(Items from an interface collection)
----
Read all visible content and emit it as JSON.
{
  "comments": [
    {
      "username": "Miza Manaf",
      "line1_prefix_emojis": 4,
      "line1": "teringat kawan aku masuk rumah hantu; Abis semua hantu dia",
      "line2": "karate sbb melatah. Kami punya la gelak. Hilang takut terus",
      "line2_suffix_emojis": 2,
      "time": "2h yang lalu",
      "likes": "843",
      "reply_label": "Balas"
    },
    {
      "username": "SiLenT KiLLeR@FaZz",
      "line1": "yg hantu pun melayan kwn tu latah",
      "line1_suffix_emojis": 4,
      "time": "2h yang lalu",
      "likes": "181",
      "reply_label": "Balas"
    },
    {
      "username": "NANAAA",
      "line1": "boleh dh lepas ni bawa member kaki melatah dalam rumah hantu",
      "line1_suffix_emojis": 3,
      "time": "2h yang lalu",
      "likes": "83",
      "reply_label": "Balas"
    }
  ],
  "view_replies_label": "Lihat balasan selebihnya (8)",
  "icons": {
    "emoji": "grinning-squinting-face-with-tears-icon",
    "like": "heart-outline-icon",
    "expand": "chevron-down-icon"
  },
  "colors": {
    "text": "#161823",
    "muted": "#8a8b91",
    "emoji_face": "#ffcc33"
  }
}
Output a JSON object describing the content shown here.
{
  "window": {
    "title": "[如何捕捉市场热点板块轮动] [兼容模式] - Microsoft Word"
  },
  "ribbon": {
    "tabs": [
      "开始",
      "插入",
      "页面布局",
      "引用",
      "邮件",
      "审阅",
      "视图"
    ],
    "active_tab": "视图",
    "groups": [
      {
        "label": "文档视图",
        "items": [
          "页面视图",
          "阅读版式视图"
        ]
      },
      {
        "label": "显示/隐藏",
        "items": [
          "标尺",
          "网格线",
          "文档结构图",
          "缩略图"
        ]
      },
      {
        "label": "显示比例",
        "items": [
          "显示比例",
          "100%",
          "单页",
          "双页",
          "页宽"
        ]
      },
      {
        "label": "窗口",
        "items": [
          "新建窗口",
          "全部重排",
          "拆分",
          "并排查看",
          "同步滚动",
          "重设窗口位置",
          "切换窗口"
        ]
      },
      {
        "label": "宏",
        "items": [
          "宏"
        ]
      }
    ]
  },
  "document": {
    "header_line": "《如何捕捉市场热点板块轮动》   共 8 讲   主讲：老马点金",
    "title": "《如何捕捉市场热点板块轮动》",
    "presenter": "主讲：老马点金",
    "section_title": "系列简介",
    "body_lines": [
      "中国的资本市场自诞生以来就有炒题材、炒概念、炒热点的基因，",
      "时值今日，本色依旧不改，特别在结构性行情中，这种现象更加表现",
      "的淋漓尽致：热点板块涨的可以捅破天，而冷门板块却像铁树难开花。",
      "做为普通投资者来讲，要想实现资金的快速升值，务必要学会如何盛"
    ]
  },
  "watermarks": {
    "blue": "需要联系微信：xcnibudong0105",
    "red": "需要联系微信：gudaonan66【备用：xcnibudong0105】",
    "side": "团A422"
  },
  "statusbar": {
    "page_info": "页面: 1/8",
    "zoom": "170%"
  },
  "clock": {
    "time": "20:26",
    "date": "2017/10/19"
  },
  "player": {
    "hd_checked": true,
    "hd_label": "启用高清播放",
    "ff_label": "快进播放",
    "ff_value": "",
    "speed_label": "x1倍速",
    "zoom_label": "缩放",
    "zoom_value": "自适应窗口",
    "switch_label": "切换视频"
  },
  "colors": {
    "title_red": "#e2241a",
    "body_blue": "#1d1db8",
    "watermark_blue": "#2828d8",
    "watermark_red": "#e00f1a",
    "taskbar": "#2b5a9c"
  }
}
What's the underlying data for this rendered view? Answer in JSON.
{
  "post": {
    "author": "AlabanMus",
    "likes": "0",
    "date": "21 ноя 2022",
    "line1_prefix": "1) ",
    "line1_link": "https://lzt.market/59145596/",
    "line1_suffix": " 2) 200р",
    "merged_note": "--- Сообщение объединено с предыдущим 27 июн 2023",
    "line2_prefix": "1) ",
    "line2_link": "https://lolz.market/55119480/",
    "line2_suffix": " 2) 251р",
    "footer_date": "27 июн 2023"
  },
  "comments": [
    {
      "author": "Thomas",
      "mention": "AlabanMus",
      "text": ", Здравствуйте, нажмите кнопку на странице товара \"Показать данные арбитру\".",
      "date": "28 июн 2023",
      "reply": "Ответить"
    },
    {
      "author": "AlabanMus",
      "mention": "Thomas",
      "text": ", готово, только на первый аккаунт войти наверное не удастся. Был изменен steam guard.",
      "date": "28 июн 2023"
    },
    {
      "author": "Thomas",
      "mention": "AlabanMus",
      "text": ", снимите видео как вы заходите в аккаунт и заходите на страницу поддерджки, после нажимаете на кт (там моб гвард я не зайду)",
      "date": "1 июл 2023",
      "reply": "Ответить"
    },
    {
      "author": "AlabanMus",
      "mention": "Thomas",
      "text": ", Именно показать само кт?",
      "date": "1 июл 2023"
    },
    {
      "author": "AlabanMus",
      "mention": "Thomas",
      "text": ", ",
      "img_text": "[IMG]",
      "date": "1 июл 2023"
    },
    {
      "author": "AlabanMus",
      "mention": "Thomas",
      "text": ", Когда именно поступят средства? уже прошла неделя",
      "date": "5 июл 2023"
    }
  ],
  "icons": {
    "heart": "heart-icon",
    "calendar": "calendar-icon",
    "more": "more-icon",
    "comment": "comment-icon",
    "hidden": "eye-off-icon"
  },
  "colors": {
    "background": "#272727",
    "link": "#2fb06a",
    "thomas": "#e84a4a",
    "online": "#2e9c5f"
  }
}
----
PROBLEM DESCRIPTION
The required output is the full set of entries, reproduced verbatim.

SOLUTION
Read all visible content and emit it as JSON.
{
  "comments": [
    {
      "username": "Miza Manaf",
      "line1_prefix_emojis": 4,
      "line1": "teringat kawan aku masuk rumah hantu; Abis semua hantu dia",
      "line2": "karate sbb melatah. Kami punya la gelak. Hilang takut terus",
      "line2_suffix_emojis": 2,
      "time": "2h yang lalu",
      "likes": "843",
      "reply_label": "Balas"
    },
    {
      "username": "SiLenT KiLLeR@FaZz",
      "line1": "yg hantu pun melayan kwn tu latah",
      "line1_suffix_emojis": 4,
      "time": "2h yang lalu",
      "likes": "181",
      "reply_label": "Balas"
    },
    {
      "username": "NANAAA",
      "line1": "boleh dh lepas ni bawa member kaki melatah dalam rumah hantu",
      "line1_suffix_emojis": 3,
      "time": "2h yang lalu",
      "likes": "83",
      "reply_label": "Balas"
    }
  ],
  "view_replies_label": "Lihat balasan selebihnya (8)",
  "icons": {
    "emoji": "grinning-squinting-face-with-tears-icon",
    "like": "heart-outline-icon",
    "expand": "chevron-down-icon"
  },
  "colors": {
    "text": "#161823",
    "muted": "#8a8b91",
    "emoji_face": "#ffcc33"
  }
}
Output a JSON object describing the content shown here.
{
  "window": {
    "title": "[如何捕捉市场热点板块轮动] [兼容模式] - Microsoft Word"
  },
  "ribbon": {
    "tabs": [
      "开始",
      "插入",
      "页面布局",
      "引用",
      "邮件",
      "审阅",
      "视图"
    ],
    "active_tab": "视图",
    "groups": [
      {
        "label": "文档视图",
        "items": [
          "页面视图",
          "阅读版式视图"
        ]
      },
      {
        "label": "显示/隐藏",
        "items": [
          "标尺",
          "网格线",
          "文档结构图",
          "缩略图"
        ]
      },
      {
        "label": "显示比例",
        "items": [
          "显示比例",
          "100%",
          "单页",
          "双页",
          "页宽"
        ]
      },
      {
        "label": "窗口",
        "items": [
          "新建窗口",
          "全部重排",
          "拆分",
          "并排查看",
          "同步滚动",
          "重设窗口位置",
          "切换窗口"
        ]
      },
      {
        "label": "宏",
        "items": [
          "宏"
        ]
      }
    ]
  },
  "document": {
    "header_line": "《如何捕捉市场热点板块轮动》   共 8 讲   主讲：老马点金",
    "title": "《如何捕捉市场热点板块轮动》",
    "presenter": "主讲：老马点金",
    "section_title": "系列简介",
    "body_lines": [
      "中国的资本市场自诞生以来就有炒题材、炒概念、炒热点的基因，",
      "时值今日，本色依旧不改，特别在结构性行情中，这种现象更加表现",
      "的淋漓尽致：热点板块涨的可以捅破天，而冷门板块却像铁树难开花。",
      "做为普通投资者来讲，要想实现资金的快速升值，务必要学会如何盛"
    ]
  },
  "watermarks": {
    "blue": "需要联系微信：xcnibudong0105",
    "red": "需要联系微信：gudaonan66【备用：xcnibudong0105】",
    "side": "团A422"
  },
  "statusbar": {
    "page_info": "页面: 1/8",
    "zoom": "170%"
  },
  "clock": {
    "time": "20:26",
    "date": "2017/10/19"
  },
  "player": {
    "hd_checked": true,
    "hd_label": "启用高清播放",
    "ff_label": "快进播放",
    "ff_value": "",
    "speed_label": "x1倍速",
    "zoom_label": "缩放",
    "zoom_value": "自适应窗口",
    "switch_label": "切换视频"
  },
  "colors": {
    "title_red": "#e2241a",
    "body_blue": "#1d1db8",
    "watermark_blue": "#2828d8",
    "watermark_red": "#e00f1a",
    "taskbar": "#2b5a9c"
  }
}
What's the underlying data for this rendered view? Answer in JSON.
{
  "post": {
    "author": "AlabanMus",
    "likes": "0",
    "date": "21 ноя 2022",
    "line1_prefix": "1) ",
    "line1_link": "https://lzt.market/59145596/",
    "line1_suffix": " 2) 200р",
    "merged_note": "--- Сообщение объединено с предыдущим 27 июн 2023",
    "line2_prefix": "1) ",
    "line2_link": "https://lolz.market/55119480/",
    "line2_suffix": " 2) 251р",
    "footer_date": "27 июн 2023"
  },
  "comments": [
    {
      "author": "Thomas",
      "mention": "AlabanMus",
      "text": ", Здравствуйте, нажмите кнопку на странице товара \"Показать данные арбитру\".",
      "date": "28 июн 2023",
      "reply": "Ответить"
    },
    {
      "author": "AlabanMus",
      "mention": "Thomas",
      "text": ", готово, только на первый аккаунт войти наверное не удастся. Был изменен steam guard.",
      "date": "28 июн 2023"
    },
    {
      "author": "Thomas",
      "mention": "AlabanMus",
      "text": ", снимите видео как вы заходите в аккаунт и заходите на страницу поддерджки, после нажимаете на кт (там моб гвард я не зайду)",
      "date": "1 июл 2023",
      "reply": "Ответить"
    },
    {
      "author": "AlabanMus",
      "mention": "Thomas",
      "text": ", Именно показать само кт?",
      "date": "1 июл 2023"
    },
    {
      "author": "AlabanMus",
      "mention": "Thomas",
      "text": ", ",
      "img_text": "[IMG]",
      "date": "1 июл 2023"
    },
    {
      "author": "AlabanMus",
      "mention": "Thomas",
      "text": ", Когда именно поступят средства? уже прошла неделя",
      "date": "5 июл 2023"
    }
  ],
  "icons": {
    "heart": "heart-icon",
    "calendar": "calendar-icon",
    "more": "more-icon",
    "comment": "comment-icon",
    "hidden": "eye-off-icon"
  },
  "colors": {
    "background": "#272727",
    "link": "#2fb06a",
    "thomas": "#e84a4a",
    "online": "#2e9c5f"
  }
}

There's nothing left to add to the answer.